Hey guys, so today I have a guest post from a fellow running blogger. Hope you enjoy, she’s a lovely (speedy) girl!
I’m Ellen, a teenage runner, blogger and fitness enthusiast from www.teenrunner.co.uk. So who am I? Well I could go into lots of detail about me, but to be honest, all you really need to know is that I love to run and I’m very competitive. I spend my free time training, travelling to training (at Hastings AC), fuelling for training, and of course racing- I also blog and Instagram along the way, whilst also trying to fit in a bit of GCSE homework…but we all know that’s at the bottom of the priority list. Today Anna has been kind enough to let me write for you guys, and so I hope you enjoy it. You can read Anna’s blog on TeenRunner right HERE.
On some days, running-love is real. I’m talking about when you get out of bed and you’re ready. No aches. No pains. Just pure desire to be training like a professional. And these days are the BEST. Inspired, motivated, ready to take on anything- you’ve got it covered. Like everyone else, I really love these days: there’s not normally a specific reason why they come around, but when you do, you’ve just got to accept them and go with the flow…the only thing that’s slightly irritating is when the magic feeling arrives on a 20-minute recovery run day. I mean, why can’t it come on endurance track session day? That would be MUCH more useful.I think these feelings are what people assume running feels like everyday for those who’re dedicated to their training. It’s like, you have your occasional runners, and then you have your serious runners. Sadly, having a perfected training schedule doesn’t prevent those bad days, whether you’re a professional or a speedy park-runner. So let’s talk about these days…well they’re not bad, it’s just that they’re super hard. The duvet covers are more inviting than the puddles and pavements, watching the next episode of TV would be so much easier than lacing up. I think that what makes it harder is that you know you’ll feel so much better after you’ve finished, but it’s just getting out there in the first place.

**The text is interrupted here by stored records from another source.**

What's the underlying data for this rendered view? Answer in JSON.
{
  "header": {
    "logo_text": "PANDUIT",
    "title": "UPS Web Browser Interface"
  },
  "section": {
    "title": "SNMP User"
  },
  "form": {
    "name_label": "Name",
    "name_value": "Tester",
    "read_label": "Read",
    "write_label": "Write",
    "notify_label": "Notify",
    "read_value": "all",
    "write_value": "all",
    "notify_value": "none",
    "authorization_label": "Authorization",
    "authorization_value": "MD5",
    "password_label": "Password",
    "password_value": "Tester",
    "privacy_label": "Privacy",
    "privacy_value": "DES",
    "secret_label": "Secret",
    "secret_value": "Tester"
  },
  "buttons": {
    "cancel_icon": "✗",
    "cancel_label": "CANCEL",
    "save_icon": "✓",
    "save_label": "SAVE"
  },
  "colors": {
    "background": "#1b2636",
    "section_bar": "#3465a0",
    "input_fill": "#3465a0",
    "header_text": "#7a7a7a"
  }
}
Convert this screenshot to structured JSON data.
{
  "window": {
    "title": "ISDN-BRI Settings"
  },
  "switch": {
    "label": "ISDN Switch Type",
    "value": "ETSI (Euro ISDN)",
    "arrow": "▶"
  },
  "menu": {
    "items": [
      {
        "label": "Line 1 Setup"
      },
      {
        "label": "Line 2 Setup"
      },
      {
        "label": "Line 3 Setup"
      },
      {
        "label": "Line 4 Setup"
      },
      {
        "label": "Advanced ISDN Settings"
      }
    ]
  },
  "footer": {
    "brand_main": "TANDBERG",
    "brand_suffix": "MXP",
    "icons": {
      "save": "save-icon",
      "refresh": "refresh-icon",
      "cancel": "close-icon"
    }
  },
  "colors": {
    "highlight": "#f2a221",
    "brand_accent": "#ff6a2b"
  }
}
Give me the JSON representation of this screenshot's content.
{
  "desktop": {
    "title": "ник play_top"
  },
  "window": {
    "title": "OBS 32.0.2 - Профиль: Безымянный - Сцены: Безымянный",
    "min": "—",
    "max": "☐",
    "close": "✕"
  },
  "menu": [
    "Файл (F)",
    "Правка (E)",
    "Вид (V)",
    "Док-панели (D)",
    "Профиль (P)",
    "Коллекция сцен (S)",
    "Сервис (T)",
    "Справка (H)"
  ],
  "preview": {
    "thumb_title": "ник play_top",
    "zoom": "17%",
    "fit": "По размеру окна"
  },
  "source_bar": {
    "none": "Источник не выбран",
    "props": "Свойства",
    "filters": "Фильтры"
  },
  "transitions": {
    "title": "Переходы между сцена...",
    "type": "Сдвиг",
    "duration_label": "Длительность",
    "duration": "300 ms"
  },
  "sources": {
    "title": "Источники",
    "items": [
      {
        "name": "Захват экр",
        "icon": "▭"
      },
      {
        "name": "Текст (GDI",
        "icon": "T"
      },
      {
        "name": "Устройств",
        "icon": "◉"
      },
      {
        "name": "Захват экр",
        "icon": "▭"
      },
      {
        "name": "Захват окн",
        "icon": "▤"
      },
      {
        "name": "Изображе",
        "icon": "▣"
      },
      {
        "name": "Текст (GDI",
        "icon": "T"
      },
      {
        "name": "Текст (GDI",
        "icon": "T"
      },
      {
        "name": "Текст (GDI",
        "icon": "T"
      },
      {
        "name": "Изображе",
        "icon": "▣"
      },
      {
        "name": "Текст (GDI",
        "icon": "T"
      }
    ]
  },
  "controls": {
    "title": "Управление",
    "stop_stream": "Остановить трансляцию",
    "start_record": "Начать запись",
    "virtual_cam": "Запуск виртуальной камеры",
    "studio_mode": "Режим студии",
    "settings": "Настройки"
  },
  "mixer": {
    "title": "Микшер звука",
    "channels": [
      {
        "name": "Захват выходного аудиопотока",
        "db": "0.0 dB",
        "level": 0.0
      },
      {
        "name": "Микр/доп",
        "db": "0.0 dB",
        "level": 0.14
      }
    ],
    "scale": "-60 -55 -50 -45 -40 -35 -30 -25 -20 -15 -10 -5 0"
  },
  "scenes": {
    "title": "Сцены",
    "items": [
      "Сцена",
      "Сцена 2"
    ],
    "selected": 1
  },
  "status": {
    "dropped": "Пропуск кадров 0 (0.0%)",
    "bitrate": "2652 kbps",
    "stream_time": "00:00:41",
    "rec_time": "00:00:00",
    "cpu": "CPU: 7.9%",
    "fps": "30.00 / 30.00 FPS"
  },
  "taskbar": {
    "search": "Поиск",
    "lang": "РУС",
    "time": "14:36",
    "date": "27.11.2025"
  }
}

For me, morning runs are great. Sure, that moment when you get out of bed and struggle to comprehend how you’re going to make it through the whole five miles is tough, but I find that once I’m out there, I have this extra motivation to finish because I know I’ll be done for the day. Don’t get me wrong, I love to be out running, but I also like completing things, and so getting out early doors makes me feel great for the rest of the day. However, due to school and club training most of my running takes place in the evening so this isn’t always applicable. In term time it isn’t a problem because school is always busy, but on the other hand, during the holidays the hours before training drag on and on- especially because I don’t want to do anything that will make my legs tired for the evening.But what is the point of all of this? Everyone obviously has days full of energy, and days where they really begin to question why they ever chose to take up running. Well I guess I just want to say that this is what makes runners special. The people who don’t run are the people who quit on their bad days. The people who thought it would be easy and effortless have long given up. If you can still call yourself a runner after the DOMS, the 5am starts, the Sunday miles whilst the rest of the family are still in bed- then you should congratulate yourself. Being a runner is hard. But it’s also amazing.
‘It’s supposed to be hard… the hard is what makes it great.’
~a random but true quote I found on the web.
Also, you can vote for Ellen in the Trespass Blog Awards HERE.